DIRECTIONS FOR THIS TASK
Set down each line of the data exactly, but not the pictures.

DATASET EXCERPTS

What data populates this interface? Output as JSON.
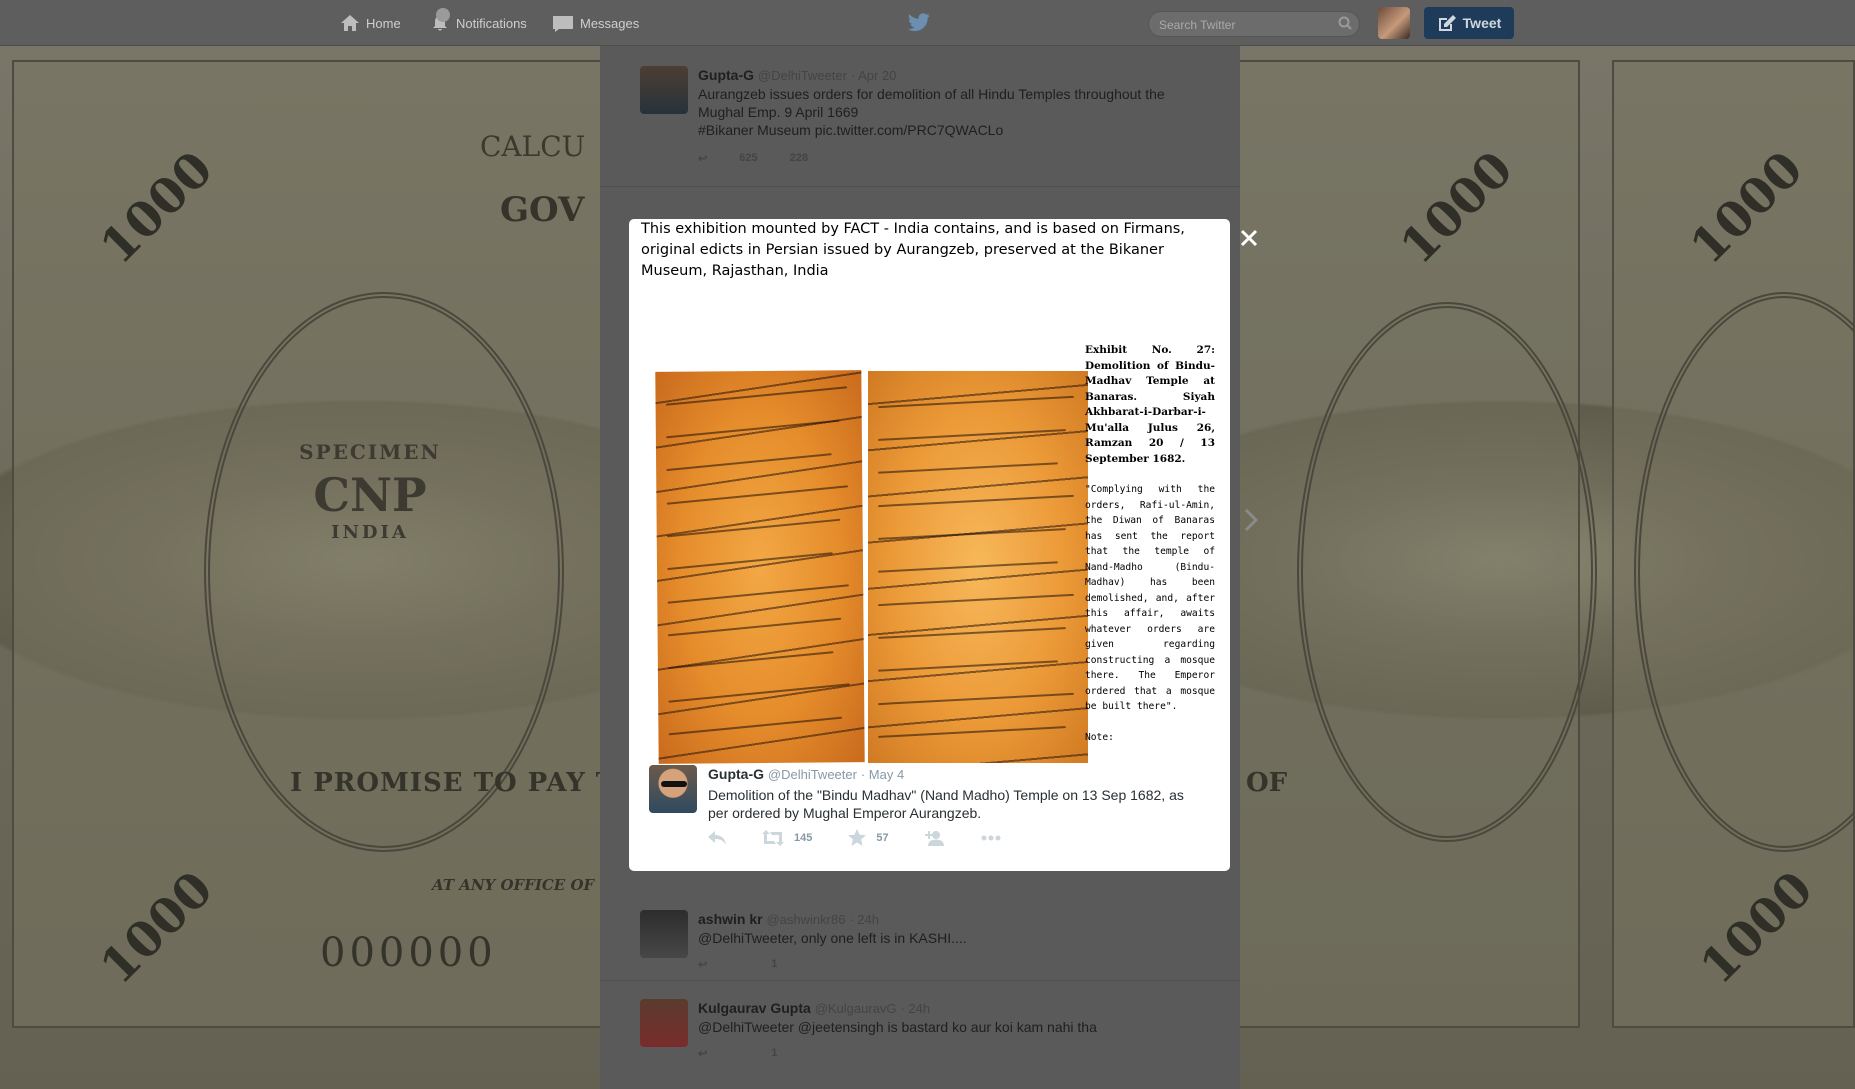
{
  "nav": {
    "home_label": "Home",
    "notifications_label": "Notifications",
    "notifications_count": "",
    "messages_label": "Messages",
    "search_placeholder": "Search Twitter",
    "tweet_button_label": "Tweet"
  },
  "background": {
    "calcutta_text": "CALCU",
    "gov_text": "GOV",
    "specimen_top": "SPECIMEN",
    "specimen_mid": "CNP",
    "specimen_bottom": "INDIA",
    "promise_text": "I PROMISE TO PAY THE B",
    "serial_text": "000000",
    "denomination_text": "1000",
    "right_text": "OF",
    "office_text": "AT ANY OFFICE OF"
  },
  "timeline": {
    "tweets": [
      {
        "name": "Gupta-G",
        "handle": "@DelhiTweeter",
        "time": "· Apr 20",
        "text_line1": "Aurangzeb issues orders for demolition of all Hindu Temples throughout the",
        "text_line2": "Mughal Emp. 9 April 1669",
        "text_line3": "#Bikaner Museum pic.twitter.com/PRC7QWACLo",
        "retweets": "625",
        "favorites": "228"
      },
      {
        "name": "ashwin kr",
        "handle": "@ashwinkr86",
        "time": "· 24h",
        "text": "@DelhiTweeter, only one left is in KASHI....",
        "retweets": "",
        "favorites": "1"
      },
      {
        "name": "Kulgaurav Gupta",
        "handle": "@KulgauravG",
        "time": "· 24h",
        "text": "@DelhiTweeter @jeetensingh is bastard ko aur koi kam nahi tha",
        "retweets": "",
        "favorites": "1"
      }
    ]
  },
  "modal": {
    "caption": "This exhibition mounted by FACT - India contains, and is based on Firmans, original edicts in Persian issued by Aurangzeb, preserved at the Bikaner Museum, Rajasthan, India",
    "exhibit_heading": "Exhibit No. 27: Demolition of Bindu-Madhav Temple at Banaras. Siyah Akhbarat-i-Darbar-i-Mu'alla Julus 26, Ramzan 20 / 13 September 1682.",
    "exhibit_quote": "\"Complying with the orders, Rafi-ul-Amin, the Diwan of Banaras has sent the report that the temple of Nand-Madho (Bindu- Madhav) has been demolished, and, after this affair, awaits whatever orders are given regarding constructing a mosque there. The Emperor ordered that a mosque be built there\".",
    "exhibit_note": "Note:",
    "tweet": {
      "name": "Gupta-G",
      "handle": "@DelhiTweeter",
      "time": "· May 4",
      "text": "Demolition of the \"Bindu Madhav\" (Nand Madho) Temple on 13 Sep 1682, as per ordered by Mughal Emperor Aurangzeb.",
      "retweets": "145",
      "favorites": "57"
    }
  },
  "colors": {
    "overlay": "#5e5e5e",
    "tweet_button": "#1e3b59",
    "manuscript_orange": "#e58c2b",
    "action_icon": "#ccd6dd",
    "meta_text": "#8899a6"
  }
}
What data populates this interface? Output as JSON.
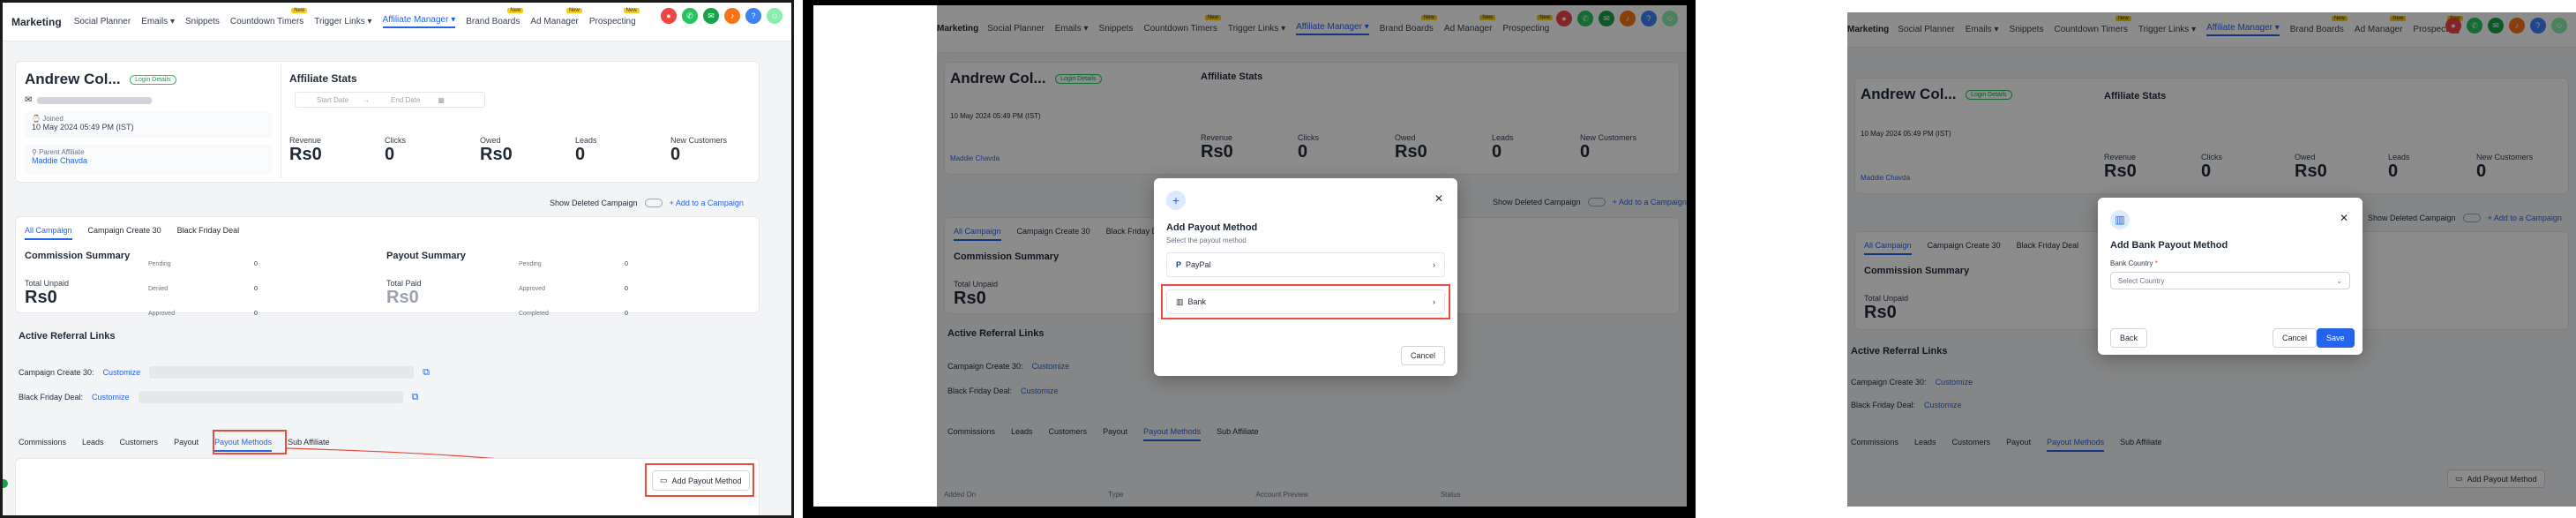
{
  "nav": {
    "brand": "Marketing",
    "items": [
      "Social Planner",
      "Emails",
      "Snippets",
      "Countdown Timers",
      "Trigger Links",
      "Affiliate Manager",
      "Brand Boards",
      "Ad Manager",
      "Prospecting"
    ],
    "new_badge": "New",
    "chevron": "▾"
  },
  "profile": {
    "name": "Andrew Col...",
    "login_details": "Login Details",
    "joined_label": "Joined",
    "joined_value": "10 May 2024 05:49 PM (IST)",
    "parent_label": "Parent Affiliate",
    "parent_value": "Maddie Chavda"
  },
  "stats": {
    "title": "Affiliate Stats",
    "start_placeholder": "Start Date",
    "end_placeholder": "End Date",
    "items": [
      {
        "label": "Revenue",
        "value": "Rs0"
      },
      {
        "label": "Clicks",
        "value": "0"
      },
      {
        "label": "Owed",
        "value": "Rs0"
      },
      {
        "label": "Leads",
        "value": "0"
      },
      {
        "label": "New Customers",
        "value": "0"
      }
    ]
  },
  "campaign_bar": {
    "show_deleted": "Show Deleted Campaign",
    "add_campaign": "+ Add to a Campaign"
  },
  "campaign_tabs": [
    "All Campaign",
    "Campaign Create 30",
    "Black Friday Deal"
  ],
  "commission": {
    "title": "Commission Summary",
    "total_unpaid_label": "Total Unpaid",
    "total_unpaid": "Rs0",
    "rows": [
      {
        "label": "Pending",
        "value": "0"
      },
      {
        "label": "Denied",
        "value": "0"
      },
      {
        "label": "Approved",
        "value": "0"
      }
    ]
  },
  "payout_summary": {
    "title": "Payout Summary",
    "total_paid_label": "Total Paid",
    "total_paid": "Rs0",
    "rows": [
      {
        "label": "Pending",
        "value": "0"
      },
      {
        "label": "Approved",
        "value": "0"
      },
      {
        "label": "Completed",
        "value": "0"
      }
    ]
  },
  "referral": {
    "title": "Active Referral Links",
    "links": [
      {
        "name": "Campaign Create 30:",
        "customize": "Customize"
      },
      {
        "name": "Black Friday Deal:",
        "customize": "Customize"
      }
    ]
  },
  "bottom_tabs": [
    "Commissions",
    "Leads",
    "Customers",
    "Payout",
    "Payout Methods",
    "Sub Affiliate"
  ],
  "add_payout_method": "Add Payout Method",
  "table_headers": [
    "Added On",
    "Type",
    "Account Preview",
    "Status"
  ],
  "modal_payout": {
    "title": "Add Payout Method",
    "subtitle": "Select the payout method",
    "options": [
      "PayPal",
      "Bank"
    ],
    "cancel": "Cancel"
  },
  "modal_bank": {
    "title": "Add Bank Payout Method",
    "country_label": "Bank Country",
    "required_mark": "*",
    "country_placeholder": "Select Country",
    "back": "Back",
    "cancel": "Cancel",
    "save": "Save"
  },
  "colors": {
    "accent": "#2563eb",
    "highlight": "#e74c3c",
    "success": "#16a34a"
  }
}
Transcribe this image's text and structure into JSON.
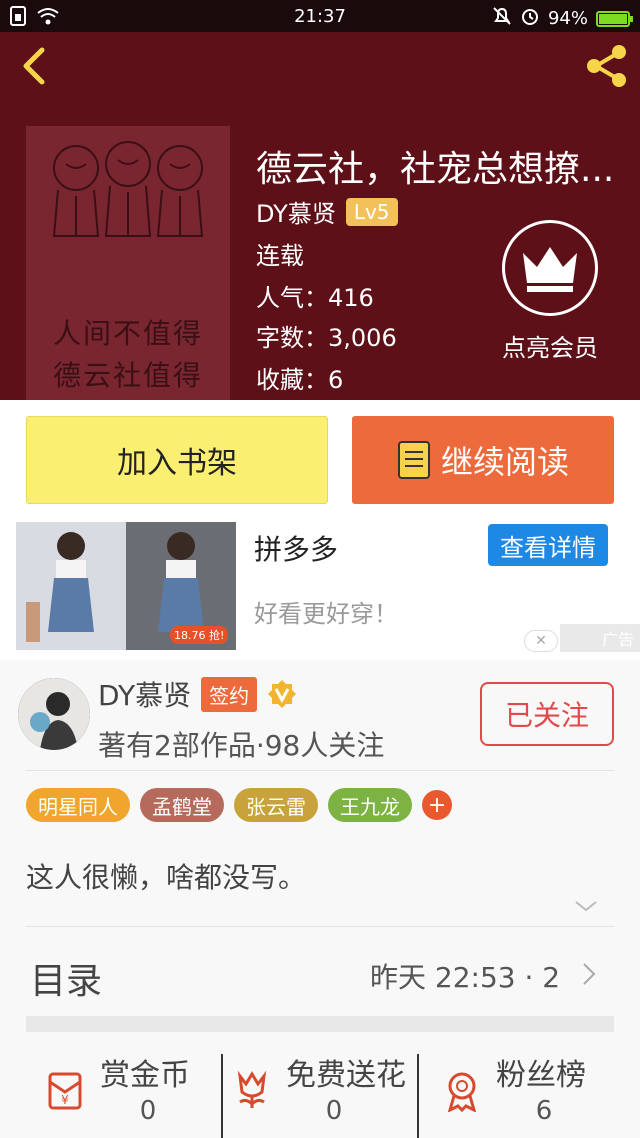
{
  "status_bar": {
    "time": "21:37",
    "battery": "94%",
    "battery_level": 0.94
  },
  "book": {
    "title": "德云社，社宠总想撩...",
    "author": "DY慕贤",
    "level": "Lv5",
    "status": "连载",
    "popularity_label": "人气：",
    "popularity": "416",
    "words_label": "字数：",
    "words": "3,006",
    "favorites_label": "收藏：",
    "favorites": "6",
    "cover_text_line1": "人间不值得",
    "cover_text_line2": "德云社值得"
  },
  "vip": {
    "label": "点亮会员"
  },
  "actions": {
    "add_shelf": "加入书架",
    "continue_read": "继续阅读"
  },
  "ad": {
    "title": "拼多多",
    "button": "查看详情",
    "description": "好看更好穿！",
    "price_tag": "18.76 抢!",
    "tag": "广告"
  },
  "author_panel": {
    "name": "DY慕贤",
    "sign_badge": "签约",
    "stats": "著有2部作品·98人关注",
    "follow_button": "已关注",
    "tags": [
      {
        "label": "明星同人",
        "color": "#f0a52c"
      },
      {
        "label": "孟鹤堂",
        "color": "#b56a5c"
      },
      {
        "label": "张云雷",
        "color": "#c8a23a"
      },
      {
        "label": "王九龙",
        "color": "#7cb342"
      }
    ],
    "tag_add": "+",
    "intro": "这人很懒，啥都没写。"
  },
  "toc": {
    "label": "目录",
    "update": "昨天 22:53 · 2"
  },
  "bottom_stats": [
    {
      "label": "赏金币",
      "value": "0"
    },
    {
      "label": "免费送花",
      "value": "0"
    },
    {
      "label": "粉丝榜",
      "value": "6"
    }
  ],
  "colors": {
    "header_bg": "#5e1018",
    "accent_orange": "#ec6a3c",
    "shelf_yellow": "#fbef72",
    "icon_red": "#d84a2e",
    "ad_blue": "#1e88e5"
  }
}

WRITTEN ANSWER
What data populates this interface? Output as JSON.
{
  "nav": {
    "home_label": "Home",
    "notifications_label": "Notifications",
    "notifications_count": "",
    "messages_label": "Messages",
    "search_placeholder": "Search Twitter",
    "tweet_button_label": "Tweet"
  },
  "background": {
    "calcutta_text": "CALCU",
    "gov_text": "GOV",
    "specimen_top": "SPECIMEN",
    "specimen_mid": "CNP",
    "specimen_bottom": "INDIA",
    "promise_text": "I PROMISE TO PAY THE B",
    "serial_text": "000000",
    "denomination_text": "1000",
    "right_text": "OF",
    "office_text": "AT ANY OFFICE OF"
  },
  "timeline": {
    "tweets": [
      {
        "name": "Gupta-G",
        "handle": "@DelhiTweeter",
        "time": "· Apr 20",
        "text_line1": "Aurangzeb issues orders for demolition of all Hindu Temples throughout the",
        "text_line2": "Mughal Emp. 9 April 1669",
        "text_line3": "#Bikaner Museum pic.twitter.com/PRC7QWACLo",
        "retweets": "625",
        "favorites": "228"
      },
      {
        "name": "ashwin kr",
        "handle": "@ashwinkr86",
        "time": "· 24h",
        "text": "@DelhiTweeter, only one left is in KASHI....",
        "retweets": "",
        "favorites": "1"
      },
      {
        "name": "Kulgaurav Gupta",
        "handle": "@KulgauravG",
        "time": "· 24h",
        "text": "@DelhiTweeter @jeetensingh is bastard ko aur koi kam nahi tha",
        "retweets": "",
        "favorites": "1"
      }
    ]
  },
  "modal": {
    "caption": "This exhibition mounted by FACT - India contains, and is based on Firmans, original edicts in Persian issued by Aurangzeb, preserved at the Bikaner Museum, Rajasthan, India",
    "exhibit_heading": "Exhibit No. 27: Demolition of Bindu-Madhav Temple at Banaras. Siyah Akhbarat-i-Darbar-i-Mu'alla Julus 26, Ramzan 20 / 13 September 1682.",
    "exhibit_quote": "\"Complying with the orders, Rafi-ul-Amin, the Diwan of Banaras has sent the report that the temple of Nand-Madho (Bindu- Madhav) has been demolished, and, after this affair, awaits whatever orders are given regarding constructing a mosque there. The Emperor ordered that a mosque be built there\".",
    "exhibit_note": "Note:",
    "tweet": {
      "name": "Gupta-G",
      "handle": "@DelhiTweeter",
      "time": "· May 4",
      "text": "Demolition of the \"Bindu Madhav\" (Nand Madho) Temple on 13 Sep 1682, as per ordered by Mughal Emperor Aurangzeb.",
      "retweets": "145",
      "favorites": "57"
    }
  },
  "colors": {
    "overlay": "#5e5e5e",
    "tweet_button": "#1e3b59",
    "manuscript_orange": "#e58c2b",
    "action_icon": "#ccd6dd",
    "meta_text": "#8899a6"
  }
}
What data populates this interface? Output as JSON.
{
  "nav": {
    "brand": "Marketing",
    "items": [
      "Social Planner",
      "Emails",
      "Snippets",
      "Countdown Timers",
      "Trigger Links",
      "Affiliate Manager",
      "Brand Boards",
      "Ad Manager",
      "Prospecting"
    ],
    "new_badge": "New",
    "chevron": "▾"
  },
  "profile": {
    "name": "Andrew Col...",
    "login_details": "Login Details",
    "joined_label": "Joined",
    "joined_value": "10 May 2024 05:49 PM (IST)",
    "parent_label": "Parent Affiliate",
    "parent_value": "Maddie Chavda"
  },
  "stats": {
    "title": "Affiliate Stats",
    "start_placeholder": "Start Date",
    "end_placeholder": "End Date",
    "items": [
      {
        "label": "Revenue",
        "value": "Rs0"
      },
      {
        "label": "Clicks",
        "value": "0"
      },
      {
        "label": "Owed",
        "value": "Rs0"
      },
      {
        "label": "Leads",
        "value": "0"
      },
      {
        "label": "New Customers",
        "value": "0"
      }
    ]
  },
  "campaign_bar": {
    "show_deleted": "Show Deleted Campaign",
    "add_campaign": "+ Add to a Campaign"
  },
  "campaign_tabs": [
    "All Campaign",
    "Campaign Create 30",
    "Black Friday Deal"
  ],
  "commission": {
    "title": "Commission Summary",
    "total_unpaid_label": "Total Unpaid",
    "total_unpaid": "Rs0",
    "rows": [
      {
        "label": "Pending",
        "value": "0"
      },
      {
        "label": "Denied",
        "value": "0"
      },
      {
        "label": "Approved",
        "value": "0"
      }
    ]
  },
  "payout_summary": {
    "title": "Payout Summary",
    "total_paid_label": "Total Paid",
    "total_paid": "Rs0",
    "rows": [
      {
        "label": "Pending",
        "value": "0"
      },
      {
        "label": "Approved",
        "value": "0"
      },
      {
        "label": "Completed",
        "value": "0"
      }
    ]
  },
  "referral": {
    "title": "Active Referral Links",
    "links": [
      {
        "name": "Campaign Create 30:",
        "customize": "Customize"
      },
      {
        "name": "Black Friday Deal:",
        "customize": "Customize"
      }
    ]
  },
  "bottom_tabs": [
    "Commissions",
    "Leads",
    "Customers",
    "Payout",
    "Payout Methods",
    "Sub Affiliate"
  ],
  "add_payout_method": "Add Payout Method",
  "table_headers": [
    "Added On",
    "Type",
    "Account Preview",
    "Status"
  ],
  "modal_payout": {
    "title": "Add Payout Method",
    "subtitle": "Select the payout method",
    "options": [
      "PayPal",
      "Bank"
    ],
    "cancel": "Cancel"
  },
  "modal_bank": {
    "title": "Add Bank Payout Method",
    "country_label": "Bank Country",
    "required_mark": "*",
    "country_placeholder": "Select Country",
    "back": "Back",
    "cancel": "Cancel",
    "save": "Save"
  },
  "colors": {
    "accent": "#2563eb",
    "highlight": "#e74c3c",
    "success": "#16a34a"
  }
}
Transcribe this image's text and structure into JSON.
{
  "status_bar": {
    "time": "21:37",
    "battery": "94%",
    "battery_level": 0.94
  },
  "book": {
    "title": "德云社，社宠总想撩...",
    "author": "DY慕贤",
    "level": "Lv5",
    "status": "连载",
    "popularity_label": "人气：",
    "popularity": "416",
    "words_label": "字数：",
    "words": "3,006",
    "favorites_label": "收藏：",
    "favorites": "6",
    "cover_text_line1": "人间不值得",
    "cover_text_line2": "德云社值得"
  },
  "vip": {
    "label": "点亮会员"
  },
  "actions": {
    "add_shelf": "加入书架",
    "continue_read": "继续阅读"
  },
  "ad": {
    "title": "拼多多",
    "button": "查看详情",
    "description": "好看更好穿！",
    "price_tag": "18.76 抢!",
    "tag": "广告"
  },
  "author_panel": {
    "name": "DY慕贤",
    "sign_badge": "签约",
    "stats": "著有2部作品·98人关注",
    "follow_button": "已关注",
    "tags": [
      {
        "label": "明星同人",
        "color": "#f0a52c"
      },
      {
        "label": "孟鹤堂",
        "color": "#b56a5c"
      },
      {
        "label": "张云雷",
        "color": "#c8a23a"
      },
      {
        "label": "王九龙",
        "color": "#7cb342"
      }
    ],
    "tag_add": "+",
    "intro": "这人很懒，啥都没写。"
  },
  "toc": {
    "label": "目录",
    "update": "昨天 22:53 · 2"
  },
  "bottom_stats": [
    {
      "label": "赏金币",
      "value": "0"
    },
    {
      "label": "免费送花",
      "value": "0"
    },
    {
      "label": "粉丝榜",
      "value": "6"
    }
  ],
  "colors": {
    "header_bg": "#5e1018",
    "accent_orange": "#ec6a3c",
    "shelf_yellow": "#fbef72",
    "icon_red": "#d84a2e",
    "ad_blue": "#1e88e5"
  }
}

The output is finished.